The bottling process is just like the racking method. Place the large end of the siphon system in the mead and the working end into a bottle. Here's where a bottling attachment comes in handy. Bottling wands are tipped with a simple pressure valve that only allows liquid to flow when pressed against the bottom of the bottle. Once the bottle is full and you lift the bottling wand, the flow stops, making it easy to move to the next bottle without making a mess.
Once all your bottles are full, cap or cork to seal. Store the filled mead bottles in a dark cabinet. You can drink the mead as is, but as the mead ages, the flavor improves. I like to give fresh mead at least a month in the bottle before consuming. Aging lengths of a year or even much longer aren't uncommon. Don't worry if you have a few questions. There are a ton of recipe ideas and how-to videos online.
Tips and Tricks
Keep detailed notes for each batch, including type of honey used, date mixed, date racked, date bottled, any flavorings added, and alcohol by volume (ABV) of finished product. This makes it easy to replicate favorite recipes and avoid those you don't enjoy as much.
You can stop the fermentation process by cold crashing the mead. That simply means storing it in the refrigerator for 1-2 weeks to basically kill the yeast and stop the fermentation. If you aren't certain the yeast has consumed all the sugars and stopped releasing gas, this is an easy way to make sure your mead is safe to bottle.
Speaking of safety, there is a thing called a bottle bomb. When mead is bottled before the fermentation process has completed, those gasses that normally escape through your air lock have no place to go in a sealed bottle and can eventually build enough pressure to make the bottle explode. It's dangerous if you happen to be standing next to the bottle when it happens, and messy even if you aren't. If you are concerned, place the newly filled bottles in a heavy duty plastic tote with a snap on lid for two to three weeks after bottling. The tote will hold in any glass shrapnel and mess if a bottle does go ballistic. That said, even with multiple batches of mead under our belt, we've never had this happen, but it is possible.
Flavoring with fruit can be done while the mead ferments, or after racking. Each method yields a different-tasting finished product. Try it both ways to see what you like best.
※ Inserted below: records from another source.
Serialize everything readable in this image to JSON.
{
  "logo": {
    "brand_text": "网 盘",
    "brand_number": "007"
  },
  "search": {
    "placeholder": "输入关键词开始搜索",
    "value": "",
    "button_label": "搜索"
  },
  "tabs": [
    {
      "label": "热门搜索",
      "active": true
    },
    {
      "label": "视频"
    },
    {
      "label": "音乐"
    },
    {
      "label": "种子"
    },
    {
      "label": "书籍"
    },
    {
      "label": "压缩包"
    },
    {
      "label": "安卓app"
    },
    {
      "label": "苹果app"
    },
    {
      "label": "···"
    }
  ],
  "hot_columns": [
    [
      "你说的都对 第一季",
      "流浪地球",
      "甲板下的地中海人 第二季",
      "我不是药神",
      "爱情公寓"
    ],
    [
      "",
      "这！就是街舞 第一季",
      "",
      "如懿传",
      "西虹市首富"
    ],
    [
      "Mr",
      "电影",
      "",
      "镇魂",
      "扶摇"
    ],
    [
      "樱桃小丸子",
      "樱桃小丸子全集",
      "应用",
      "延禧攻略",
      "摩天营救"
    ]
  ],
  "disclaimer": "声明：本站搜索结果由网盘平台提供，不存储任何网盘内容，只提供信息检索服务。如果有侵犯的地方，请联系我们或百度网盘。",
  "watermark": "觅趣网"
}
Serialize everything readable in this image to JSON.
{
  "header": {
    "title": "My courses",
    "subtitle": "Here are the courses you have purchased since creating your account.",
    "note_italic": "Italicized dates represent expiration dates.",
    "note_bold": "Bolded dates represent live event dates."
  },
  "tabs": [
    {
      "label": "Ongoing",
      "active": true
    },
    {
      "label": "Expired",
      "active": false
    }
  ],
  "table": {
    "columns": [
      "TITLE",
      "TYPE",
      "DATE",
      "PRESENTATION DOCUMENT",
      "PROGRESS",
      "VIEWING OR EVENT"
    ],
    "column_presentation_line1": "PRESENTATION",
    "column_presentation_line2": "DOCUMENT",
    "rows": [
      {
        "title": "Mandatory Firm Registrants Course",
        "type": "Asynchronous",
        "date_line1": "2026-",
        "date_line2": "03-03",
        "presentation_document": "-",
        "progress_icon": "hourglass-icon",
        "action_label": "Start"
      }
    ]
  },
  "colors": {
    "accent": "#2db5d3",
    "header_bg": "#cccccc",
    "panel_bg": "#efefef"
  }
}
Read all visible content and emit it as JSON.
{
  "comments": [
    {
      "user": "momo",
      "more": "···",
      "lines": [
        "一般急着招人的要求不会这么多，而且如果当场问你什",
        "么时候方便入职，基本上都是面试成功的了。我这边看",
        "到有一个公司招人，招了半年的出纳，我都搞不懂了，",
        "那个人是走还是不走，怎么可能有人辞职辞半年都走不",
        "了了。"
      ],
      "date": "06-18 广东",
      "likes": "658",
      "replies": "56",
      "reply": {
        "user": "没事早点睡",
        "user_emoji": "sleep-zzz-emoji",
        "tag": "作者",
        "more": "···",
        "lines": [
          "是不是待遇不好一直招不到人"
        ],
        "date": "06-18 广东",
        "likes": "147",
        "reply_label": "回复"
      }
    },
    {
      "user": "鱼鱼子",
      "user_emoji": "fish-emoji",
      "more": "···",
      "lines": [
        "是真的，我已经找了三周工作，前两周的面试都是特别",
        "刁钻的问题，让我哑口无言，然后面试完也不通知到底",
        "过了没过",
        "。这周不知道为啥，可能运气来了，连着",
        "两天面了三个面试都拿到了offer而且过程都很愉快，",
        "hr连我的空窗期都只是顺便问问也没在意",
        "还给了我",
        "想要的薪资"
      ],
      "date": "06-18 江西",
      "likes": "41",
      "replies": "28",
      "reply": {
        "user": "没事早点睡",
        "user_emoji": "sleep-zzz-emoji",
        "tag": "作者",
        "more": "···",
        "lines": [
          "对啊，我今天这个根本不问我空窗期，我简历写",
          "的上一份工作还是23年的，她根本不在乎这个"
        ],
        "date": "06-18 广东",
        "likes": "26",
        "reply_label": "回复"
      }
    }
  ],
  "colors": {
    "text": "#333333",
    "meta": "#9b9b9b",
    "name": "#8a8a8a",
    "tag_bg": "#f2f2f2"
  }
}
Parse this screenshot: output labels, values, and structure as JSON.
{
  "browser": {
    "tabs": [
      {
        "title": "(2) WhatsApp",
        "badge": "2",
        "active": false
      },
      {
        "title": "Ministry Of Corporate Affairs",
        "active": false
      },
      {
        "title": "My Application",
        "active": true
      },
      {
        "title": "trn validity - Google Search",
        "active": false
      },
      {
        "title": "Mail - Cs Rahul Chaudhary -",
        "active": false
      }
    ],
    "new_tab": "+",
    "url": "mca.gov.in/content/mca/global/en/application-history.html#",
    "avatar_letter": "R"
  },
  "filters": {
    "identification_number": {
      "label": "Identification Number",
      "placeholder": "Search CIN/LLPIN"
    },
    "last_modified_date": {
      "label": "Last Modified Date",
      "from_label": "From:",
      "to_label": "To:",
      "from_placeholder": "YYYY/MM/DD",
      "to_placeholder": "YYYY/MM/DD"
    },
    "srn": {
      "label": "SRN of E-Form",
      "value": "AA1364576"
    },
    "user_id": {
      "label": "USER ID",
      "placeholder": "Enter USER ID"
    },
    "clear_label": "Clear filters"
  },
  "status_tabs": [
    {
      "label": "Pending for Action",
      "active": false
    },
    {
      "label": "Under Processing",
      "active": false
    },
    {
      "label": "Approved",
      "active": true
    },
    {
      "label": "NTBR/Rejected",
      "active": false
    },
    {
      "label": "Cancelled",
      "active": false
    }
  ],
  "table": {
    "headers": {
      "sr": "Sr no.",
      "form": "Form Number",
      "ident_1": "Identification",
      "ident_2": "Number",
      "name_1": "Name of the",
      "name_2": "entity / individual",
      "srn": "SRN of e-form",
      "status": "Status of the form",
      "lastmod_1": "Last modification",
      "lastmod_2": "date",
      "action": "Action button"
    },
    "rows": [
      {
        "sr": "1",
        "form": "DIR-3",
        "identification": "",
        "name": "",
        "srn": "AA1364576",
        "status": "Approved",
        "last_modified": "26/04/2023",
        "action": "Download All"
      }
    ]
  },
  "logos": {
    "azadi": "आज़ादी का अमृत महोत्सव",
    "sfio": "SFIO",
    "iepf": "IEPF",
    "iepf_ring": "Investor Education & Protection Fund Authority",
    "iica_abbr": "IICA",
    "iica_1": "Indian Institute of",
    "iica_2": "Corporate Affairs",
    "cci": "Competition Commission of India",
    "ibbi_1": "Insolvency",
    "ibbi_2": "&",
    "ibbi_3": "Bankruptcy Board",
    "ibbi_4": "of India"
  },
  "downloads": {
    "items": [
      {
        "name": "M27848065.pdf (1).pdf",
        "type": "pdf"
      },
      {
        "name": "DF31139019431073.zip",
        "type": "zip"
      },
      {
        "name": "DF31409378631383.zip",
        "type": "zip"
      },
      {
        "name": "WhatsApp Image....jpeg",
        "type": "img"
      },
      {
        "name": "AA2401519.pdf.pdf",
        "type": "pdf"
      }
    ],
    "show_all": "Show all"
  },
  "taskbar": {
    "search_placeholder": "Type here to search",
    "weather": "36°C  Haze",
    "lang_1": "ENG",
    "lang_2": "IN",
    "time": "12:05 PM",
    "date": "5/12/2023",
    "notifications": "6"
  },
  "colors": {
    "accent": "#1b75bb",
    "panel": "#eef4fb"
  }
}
Mead recipes can be increased. If you find a recipe you really like, simply extrapolate out the ingredient amounts for the batch size you want. Two gallon, five gallon and even larger batches work if you keep the ingredient ratios the same.
If you want to make certain your bottled mead is no longer fermenting, you can pasteurize the finished product by placing the bottles in a large pan or container and filling with water to a level that covers the level of the mead inside the bottle. Use a sous vide to heat the water to 141 degrees and leave for 20 minutes. This level of heat will kill any remaining live yeast without altering the flavor of the mead.
Check your state laws. While all 50 states allow home brewing, some limit the amount you can make in a year.
Chill your mead before drinking. While you can store your mead in a cabinet or storage container at room temperature, always chill before drinking. To me, cold mead is crisper, more refreshing, and just tastes better.